Show All. Surprise Me! Subscribe To Our Newsletter! If you purchase something through our posts, we may get a small share of the sale. This helps support the site. Click Here to learn more.International Shipping. Colds start soon after cold viruses get in your nose. The viruses multiply and start spreading out before they make you suffer. Science has discovered a quick way to kill a virus — touch it with copper.

A direct touch in the right place, before the viruses spread out too far, can stop a cold completely. Illnesses like cold and flu are generally caused by microbes, which include viruses, bacteria and fungus. These microbes die quickly on direct physical contact with copper. Researchers at labs and universities worldwide all agree — copper kills microbes naturally, just by touch. Ancient Greeks and Egyptians used copper thousands of years ago to purify water and heal wounds.

The British Navy used copper hundreds of years ago to keep drinking water pure on long ocean voyages. American Civil War doctors used copper on wounds to prevent infection. Researchers say a tiny electric charge in microbe cells gets short-circuited by the high conductance of copper. This destroys the microbe germ rapidly.

This has cut the spread of MRSA and other illnesses in these hospitals by over half, and saved lives. Bill Keevil, one of the research leaders. The strong scientific evidence gave inventor Doug Cornell an idea. The next time he felt a cold about to start, he fashioned a smooth copper probe and rubbed it gently in his nose for 60 seconds. Copper turns out to be a natural cold preventive.

Soon hundreds of people had tried it and given feedback. Pat McAllister, age 70, received one for Christmas. This little jewel really works. Now tens of thousands of users have simply stopped getting colds, based on the success rate of people reporting.

In most cases copper can even stop flu that starts in the nose if used right away and for days according to the Directions. In a lab test, scientists placed 25 million live flu viruses on a CopperZap and found no viruses still alive soon after.

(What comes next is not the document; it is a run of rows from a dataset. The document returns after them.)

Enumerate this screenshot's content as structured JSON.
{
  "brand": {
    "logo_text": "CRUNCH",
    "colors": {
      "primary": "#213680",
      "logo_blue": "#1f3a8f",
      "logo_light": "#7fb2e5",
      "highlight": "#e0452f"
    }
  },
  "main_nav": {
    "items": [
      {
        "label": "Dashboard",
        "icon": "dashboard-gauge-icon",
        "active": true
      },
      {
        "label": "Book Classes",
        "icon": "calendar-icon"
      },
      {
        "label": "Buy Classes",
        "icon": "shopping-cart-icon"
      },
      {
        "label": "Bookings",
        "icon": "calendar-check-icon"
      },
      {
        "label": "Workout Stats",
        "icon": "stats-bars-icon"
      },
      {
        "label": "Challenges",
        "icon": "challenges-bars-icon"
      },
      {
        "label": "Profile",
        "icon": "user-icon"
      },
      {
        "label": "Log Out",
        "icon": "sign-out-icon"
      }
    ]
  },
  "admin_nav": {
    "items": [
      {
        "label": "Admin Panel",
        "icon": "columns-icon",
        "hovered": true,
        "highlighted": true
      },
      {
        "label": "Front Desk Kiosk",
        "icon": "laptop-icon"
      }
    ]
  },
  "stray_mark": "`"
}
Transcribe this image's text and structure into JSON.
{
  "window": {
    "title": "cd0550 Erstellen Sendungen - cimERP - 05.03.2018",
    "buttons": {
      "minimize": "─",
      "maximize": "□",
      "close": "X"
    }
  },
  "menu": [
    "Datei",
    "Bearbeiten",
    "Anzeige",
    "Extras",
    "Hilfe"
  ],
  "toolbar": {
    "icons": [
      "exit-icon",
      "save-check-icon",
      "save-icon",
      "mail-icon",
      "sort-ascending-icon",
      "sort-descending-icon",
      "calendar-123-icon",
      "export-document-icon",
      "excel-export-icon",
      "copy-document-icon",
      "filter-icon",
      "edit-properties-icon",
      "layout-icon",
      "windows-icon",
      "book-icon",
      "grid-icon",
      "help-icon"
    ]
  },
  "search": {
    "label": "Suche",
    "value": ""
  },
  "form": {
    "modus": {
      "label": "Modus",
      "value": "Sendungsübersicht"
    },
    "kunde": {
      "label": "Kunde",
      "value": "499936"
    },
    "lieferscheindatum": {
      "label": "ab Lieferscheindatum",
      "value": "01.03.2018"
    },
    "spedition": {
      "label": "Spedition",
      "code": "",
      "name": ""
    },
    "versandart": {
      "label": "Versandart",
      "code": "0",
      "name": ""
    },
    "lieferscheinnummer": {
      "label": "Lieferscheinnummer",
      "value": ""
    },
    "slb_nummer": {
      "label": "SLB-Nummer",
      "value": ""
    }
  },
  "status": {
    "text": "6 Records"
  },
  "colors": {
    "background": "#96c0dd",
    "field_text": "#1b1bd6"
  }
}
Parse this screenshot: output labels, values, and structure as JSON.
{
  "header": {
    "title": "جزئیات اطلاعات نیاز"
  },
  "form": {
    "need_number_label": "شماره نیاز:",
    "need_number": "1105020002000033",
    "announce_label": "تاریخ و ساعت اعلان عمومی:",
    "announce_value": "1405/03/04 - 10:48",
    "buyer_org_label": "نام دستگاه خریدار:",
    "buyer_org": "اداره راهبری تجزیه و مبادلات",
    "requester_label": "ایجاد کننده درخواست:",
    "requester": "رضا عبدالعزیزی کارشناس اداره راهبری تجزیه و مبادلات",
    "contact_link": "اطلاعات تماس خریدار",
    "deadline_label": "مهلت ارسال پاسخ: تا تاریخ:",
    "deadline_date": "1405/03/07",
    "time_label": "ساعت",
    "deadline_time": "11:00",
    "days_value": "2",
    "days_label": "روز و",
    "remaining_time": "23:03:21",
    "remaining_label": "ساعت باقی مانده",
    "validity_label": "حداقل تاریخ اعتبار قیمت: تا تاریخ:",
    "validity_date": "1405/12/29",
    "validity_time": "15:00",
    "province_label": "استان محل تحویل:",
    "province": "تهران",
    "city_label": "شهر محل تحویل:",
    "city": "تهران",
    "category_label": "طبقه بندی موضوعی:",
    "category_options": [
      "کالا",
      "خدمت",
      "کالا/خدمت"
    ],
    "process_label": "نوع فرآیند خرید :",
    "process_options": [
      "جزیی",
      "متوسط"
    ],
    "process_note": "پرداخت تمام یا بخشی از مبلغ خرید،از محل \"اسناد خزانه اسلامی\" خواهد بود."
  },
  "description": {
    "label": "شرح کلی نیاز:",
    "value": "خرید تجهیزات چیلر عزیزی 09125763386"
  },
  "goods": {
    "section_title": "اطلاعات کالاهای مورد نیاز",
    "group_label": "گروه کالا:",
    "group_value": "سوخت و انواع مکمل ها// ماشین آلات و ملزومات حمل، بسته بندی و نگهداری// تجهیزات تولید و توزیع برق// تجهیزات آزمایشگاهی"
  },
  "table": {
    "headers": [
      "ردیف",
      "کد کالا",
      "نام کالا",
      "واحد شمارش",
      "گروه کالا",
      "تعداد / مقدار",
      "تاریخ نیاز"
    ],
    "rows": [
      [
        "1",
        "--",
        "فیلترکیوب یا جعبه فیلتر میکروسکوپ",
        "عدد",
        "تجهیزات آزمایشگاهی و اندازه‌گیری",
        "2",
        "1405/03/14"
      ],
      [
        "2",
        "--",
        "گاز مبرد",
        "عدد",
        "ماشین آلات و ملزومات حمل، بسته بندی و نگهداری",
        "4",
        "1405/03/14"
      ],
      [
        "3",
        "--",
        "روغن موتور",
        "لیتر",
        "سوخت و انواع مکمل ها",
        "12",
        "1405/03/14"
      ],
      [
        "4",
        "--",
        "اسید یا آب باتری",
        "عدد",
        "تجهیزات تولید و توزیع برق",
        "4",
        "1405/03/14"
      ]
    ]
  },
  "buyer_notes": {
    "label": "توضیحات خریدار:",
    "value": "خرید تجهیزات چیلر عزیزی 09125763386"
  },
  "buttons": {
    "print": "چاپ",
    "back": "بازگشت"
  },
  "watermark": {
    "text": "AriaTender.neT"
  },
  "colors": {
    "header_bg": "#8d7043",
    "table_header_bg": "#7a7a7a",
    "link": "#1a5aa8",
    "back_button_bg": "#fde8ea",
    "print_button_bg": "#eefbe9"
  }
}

People often use their CopperZap for prevention, before any signs of illness about to start, such as when they have been around crowds.